The term bipartisan politics infers that the two political parties are working together and agree on a certain policy or set of policies. If the two parties were the same as the observation about political parties concludes then bipartisan politics would be a thing experienced all the time with both parties spear heading the same issues with the same or very similar approaches. Political parties could be classified as a type of interest group that also nominates and endorses candidates to represent their ideologies in the government. This in turn could be seen as conforming to the pluralist model which does represent a portion of how the United States’ government works. If the two parties were the same then the pluralist model would have less of an impact on the way that the US government operates (since they would operate in a bipartisan fashion) and then in turn diminishes the legitimacy of the United States’ democracy. Since there is often congressional gridlock, we can rest assured that the political parties aren’t one in the same (For the time being at least.) and as a result adhering to pluralist model essentially protecting the people.

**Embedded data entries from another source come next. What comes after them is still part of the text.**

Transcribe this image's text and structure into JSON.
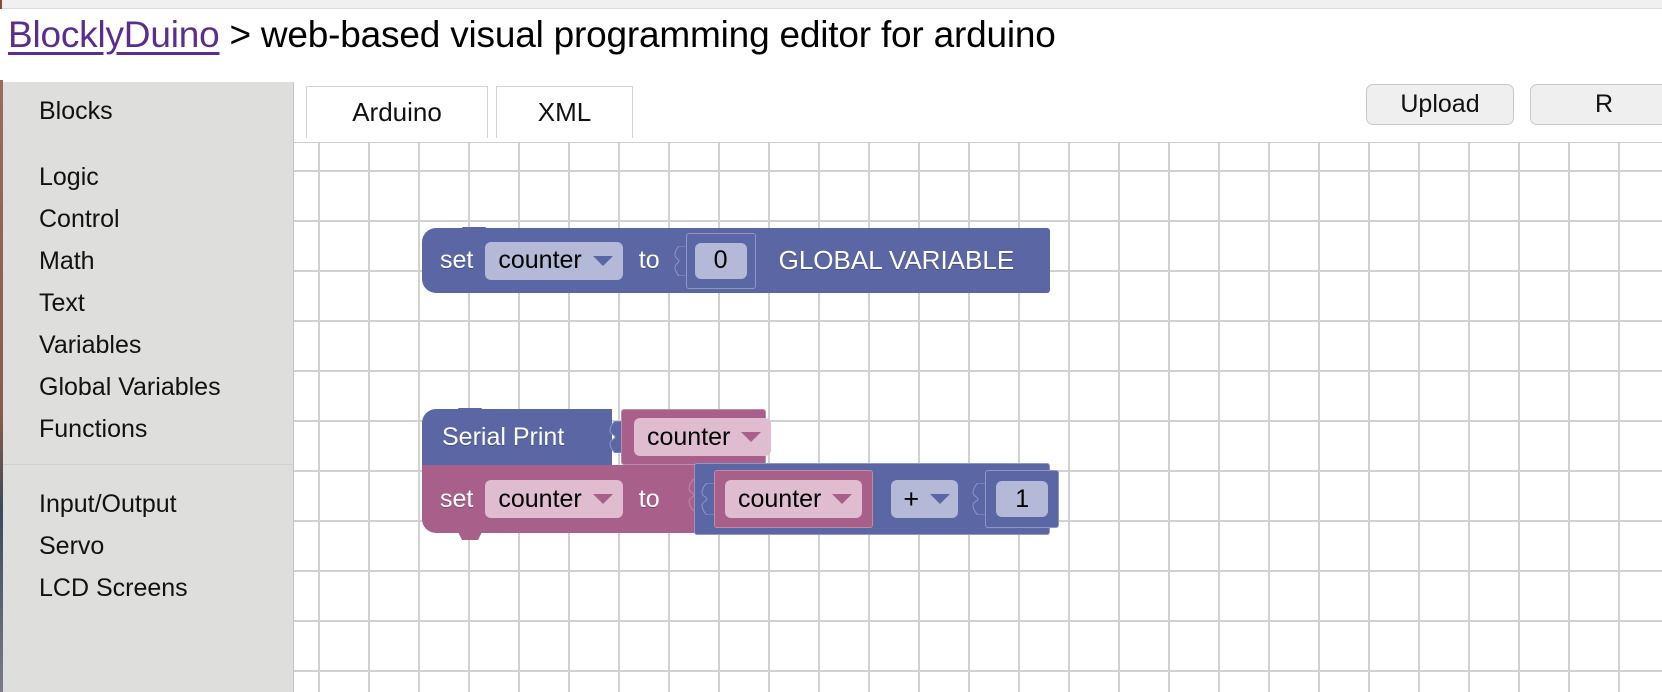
{
  "page": {
    "brand": "BlocklyDuino",
    "separator": ">",
    "tagline": "web-based visual programming editor for arduino"
  },
  "toolbox": {
    "header": "Blocks",
    "groups": [
      {
        "items": [
          {
            "label": "Logic"
          },
          {
            "label": "Control"
          },
          {
            "label": "Math"
          },
          {
            "label": "Text"
          },
          {
            "label": "Variables"
          },
          {
            "label": "Global Variables"
          },
          {
            "label": "Functions"
          }
        ]
      },
      {
        "items": [
          {
            "label": "Input/Output"
          },
          {
            "label": "Servo"
          },
          {
            "label": "LCD Screens"
          }
        ]
      }
    ]
  },
  "tabs": [
    {
      "label": "Arduino",
      "selected": false
    },
    {
      "label": "XML",
      "selected": false
    }
  ],
  "toolbar": {
    "upload_label": "Upload",
    "reset_label": "R"
  },
  "colors": {
    "block_blue": "#5b67a5",
    "block_pink": "#a8608a",
    "field_on_blue": "#b3b9d6",
    "field_on_pink": "#e0bcd0",
    "toolbox_bg": "#dededc",
    "brand_link": "#5b2d8e",
    "grid_dot": "#cfcfcf"
  },
  "workspace": {
    "blocks": [
      {
        "id": "global-var-set",
        "type": "global_variable_set",
        "color": "block_blue",
        "set_label": "set",
        "variable": "counter",
        "to_label": "to",
        "value": "0",
        "trailing_label": "GLOBAL VARIABLE"
      },
      {
        "id": "serial-print",
        "type": "serial_print",
        "color": "block_blue",
        "label": "Serial Print",
        "argument_variable": "counter"
      },
      {
        "id": "variable-set-increment",
        "type": "variables_set",
        "color": "block_pink",
        "set_label": "set",
        "variable": "counter",
        "to_label": "to",
        "operand_left": "counter",
        "operator": "+",
        "operand_right": "1"
      }
    ]
  }
}
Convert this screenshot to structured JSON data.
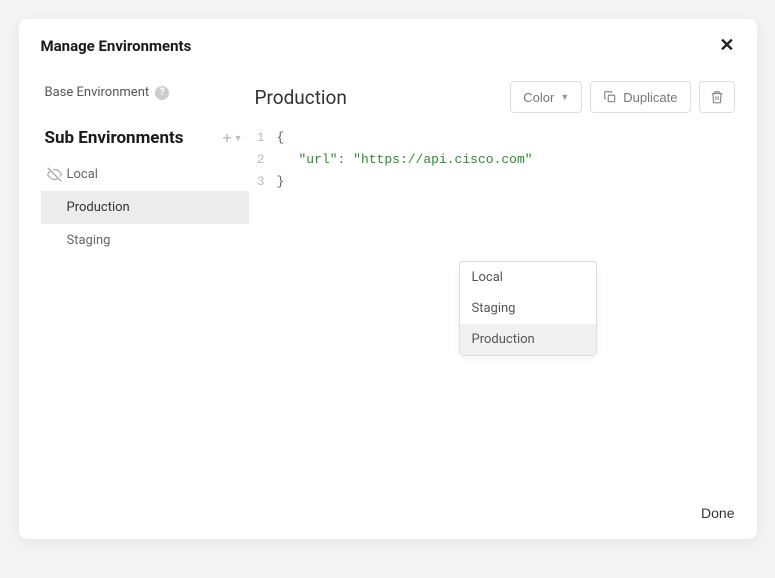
{
  "modal": {
    "title": "Manage Environments",
    "done_label": "Done"
  },
  "sidebar": {
    "base_env_label": "Base Environment",
    "sub_env_title": "Sub Environments",
    "items": [
      {
        "label": "Local",
        "hidden": true
      },
      {
        "label": "Production",
        "active": true
      },
      {
        "label": "Staging"
      }
    ]
  },
  "main": {
    "env_name": "Production",
    "toolbar": {
      "color_label": "Color",
      "duplicate_label": "Duplicate"
    },
    "editor": {
      "lines": [
        {
          "num": "1",
          "brace": "{"
        },
        {
          "num": "2",
          "key": "\"url\"",
          "colon": ":",
          "value": "\"https://api.cisco.com\""
        },
        {
          "num": "3",
          "brace": "}"
        }
      ]
    }
  },
  "dropdown": {
    "items": [
      {
        "label": "Local"
      },
      {
        "label": "Staging"
      },
      {
        "label": "Production",
        "selected": true
      }
    ]
  }
}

If all political parties were the same as the common observation suggests then why doesn’t each party nominate the same candidate? The obvious answer is that they are not the same because of the fact that they don’t nominate and endorse the same candidate for elections. These facts bash the notion that the two political parties are indistinguishable. The one ‘exception’, George Washington, was never actually part of a political party therefore nullifying his significance in this statement.

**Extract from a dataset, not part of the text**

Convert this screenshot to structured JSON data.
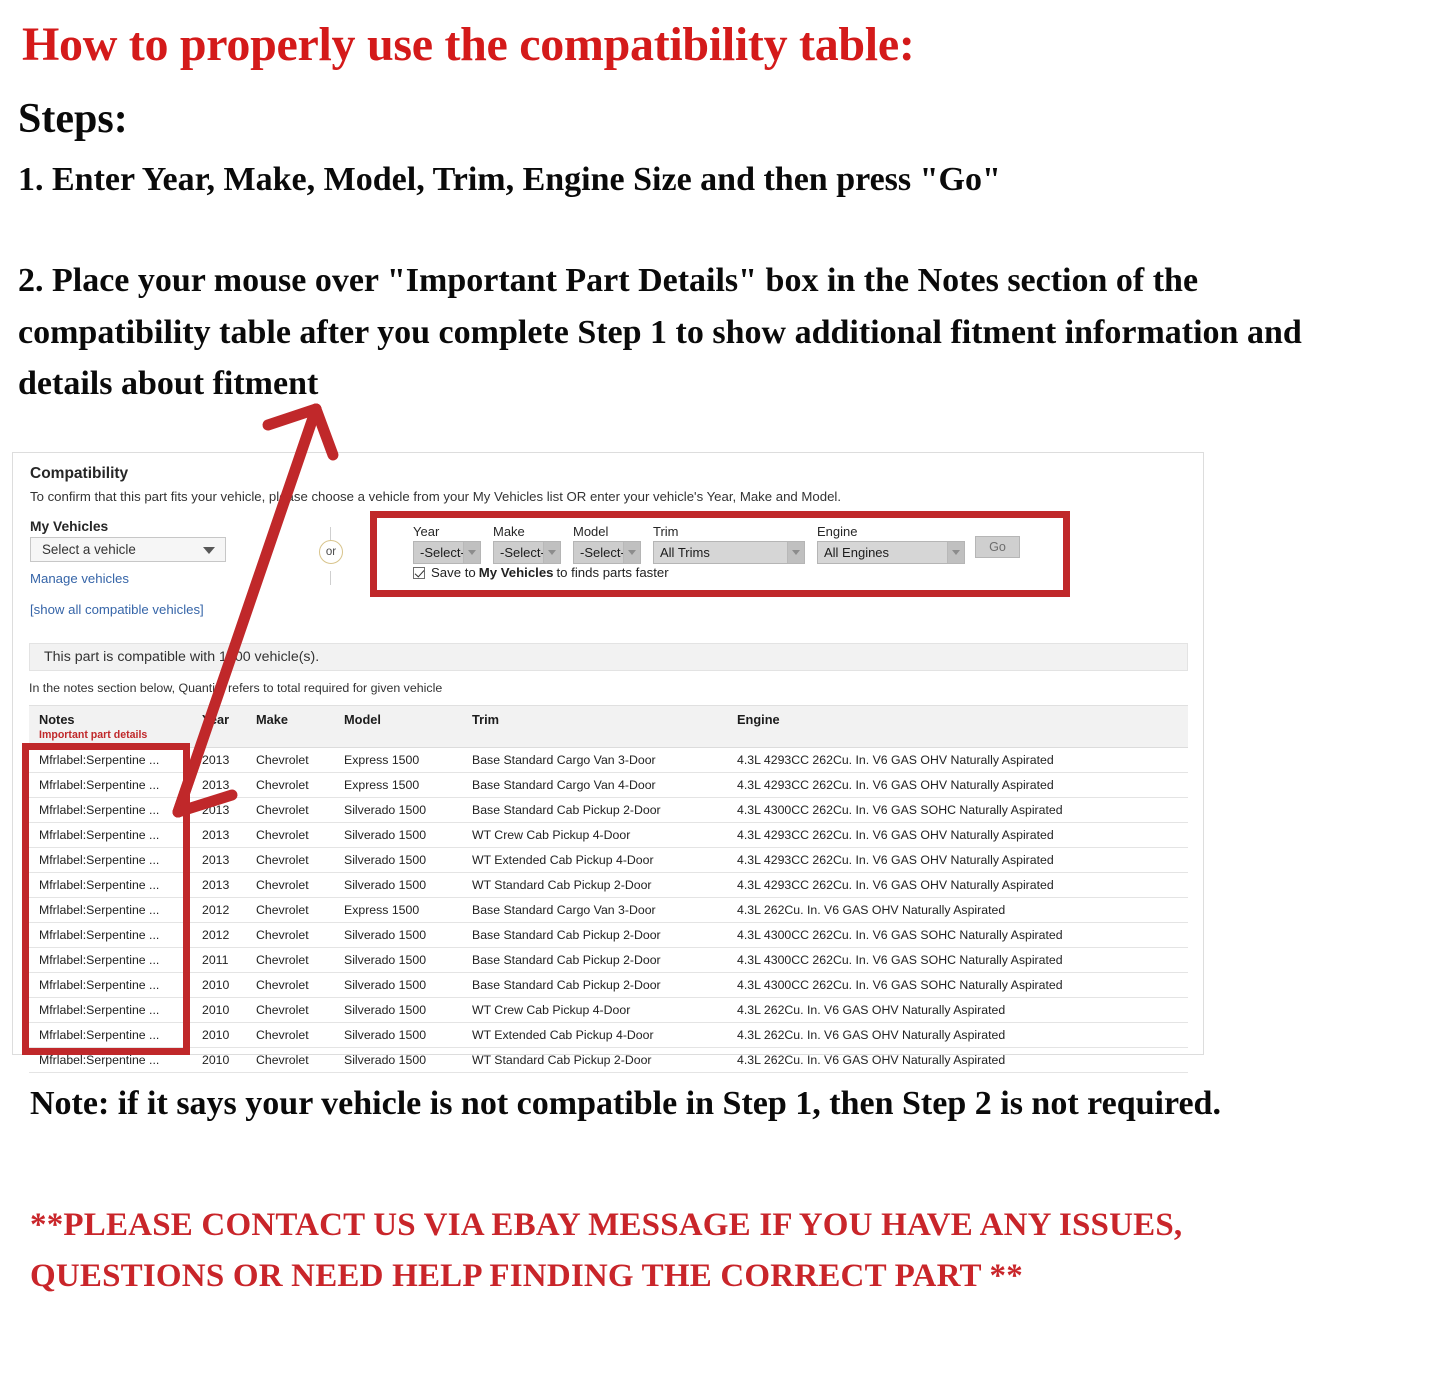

The inability to operate in a bipartisan mode, differing political ideologies, and other general differences lead one to conclude that indeed the Democratic and Republican political parties are distinguishable and therefore non-homogeneous. Observing with macro precision leads one to conclude things that just are not true and are provably true when observing them with ‘micro’ precision.


The third paragraph in the body should be deleted and the conclusion should be re-written, in my mind at least, I still received a 4 out of 4 on it though.

-John Havlik

[end of transmission, stay tuned]

The Empire Strikes Again: Declares War on Teens

The Empire, err Trade Federation (RIAA), is at it again. This time they are sending their troops of layers to get the 14 year old Brittany Chan. After a judge ruled that Brittany’s mother was not to be held accountable, the Empire is now attempting to force the state to assign Brittany a legal guardian to represent her in court. The Empire claims that Brittany used the family computer to download and distribute some 829 MP3s on an unnamed peer-2-peer network.

The legitimacy of the Empire is diminishing and the true qualities of its monopoly are becoming evident. A good question for the Empire is whether or not a trade federation is allowed to act on behalf of its members and sue its potential customers? When a company becomes out of touch with its customers, usually the company goes bankrupt. However, when the ‘individual’ companies band together to form an Empire, they become the sole provider of content to their market. And, therefore enjoy a monopoly over their content’s market. Once the Empire is the sole provider of content, it goes around and marauds its customers and gets away with it.

What happened to the customer is all ways right? The customer no longer has a choice, that is what happened. Competition is good for the customer; monopolies are bad, especially informal monopolies.

-John Havlik

[end of transmission, stay tuned]